[The input Boundary: Start]

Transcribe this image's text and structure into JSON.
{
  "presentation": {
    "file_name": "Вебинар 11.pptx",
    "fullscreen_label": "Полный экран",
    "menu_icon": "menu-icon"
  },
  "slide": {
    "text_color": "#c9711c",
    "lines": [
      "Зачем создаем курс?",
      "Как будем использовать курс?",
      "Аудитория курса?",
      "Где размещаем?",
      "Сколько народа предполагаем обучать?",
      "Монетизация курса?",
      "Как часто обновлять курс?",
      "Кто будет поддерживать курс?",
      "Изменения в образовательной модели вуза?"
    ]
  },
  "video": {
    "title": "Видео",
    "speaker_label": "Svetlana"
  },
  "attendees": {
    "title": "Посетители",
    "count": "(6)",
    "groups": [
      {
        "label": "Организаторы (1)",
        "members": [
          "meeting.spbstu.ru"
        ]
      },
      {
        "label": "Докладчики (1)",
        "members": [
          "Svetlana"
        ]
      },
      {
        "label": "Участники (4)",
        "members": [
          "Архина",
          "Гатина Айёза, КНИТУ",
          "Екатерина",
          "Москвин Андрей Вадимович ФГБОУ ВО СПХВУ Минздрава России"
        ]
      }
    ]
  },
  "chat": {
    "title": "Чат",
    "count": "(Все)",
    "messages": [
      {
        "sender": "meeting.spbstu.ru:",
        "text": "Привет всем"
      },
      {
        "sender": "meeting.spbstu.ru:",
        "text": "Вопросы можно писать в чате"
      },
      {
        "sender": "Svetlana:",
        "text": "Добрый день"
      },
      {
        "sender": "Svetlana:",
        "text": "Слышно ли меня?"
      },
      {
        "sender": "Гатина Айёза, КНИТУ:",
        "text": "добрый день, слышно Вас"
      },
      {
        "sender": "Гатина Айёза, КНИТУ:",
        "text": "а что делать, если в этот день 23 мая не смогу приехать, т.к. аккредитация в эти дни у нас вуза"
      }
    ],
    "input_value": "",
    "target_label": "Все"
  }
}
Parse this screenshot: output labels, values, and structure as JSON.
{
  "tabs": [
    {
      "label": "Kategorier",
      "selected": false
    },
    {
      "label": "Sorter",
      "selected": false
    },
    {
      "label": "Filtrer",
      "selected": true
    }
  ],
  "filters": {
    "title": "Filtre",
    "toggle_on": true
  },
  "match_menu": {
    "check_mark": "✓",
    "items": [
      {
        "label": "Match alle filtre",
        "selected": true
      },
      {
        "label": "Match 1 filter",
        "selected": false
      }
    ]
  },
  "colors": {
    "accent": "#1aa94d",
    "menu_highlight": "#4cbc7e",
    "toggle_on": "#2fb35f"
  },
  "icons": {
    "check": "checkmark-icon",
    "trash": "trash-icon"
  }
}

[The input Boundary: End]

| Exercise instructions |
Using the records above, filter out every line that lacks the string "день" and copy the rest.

| Response area |
        "text": "Добрый день"
        "text": "добрый день, слышно Вас"
        "text": "а что делать, если в этот день 23 мая не смогу приехать, т.к. аккредитация в эти дни у нас вуза"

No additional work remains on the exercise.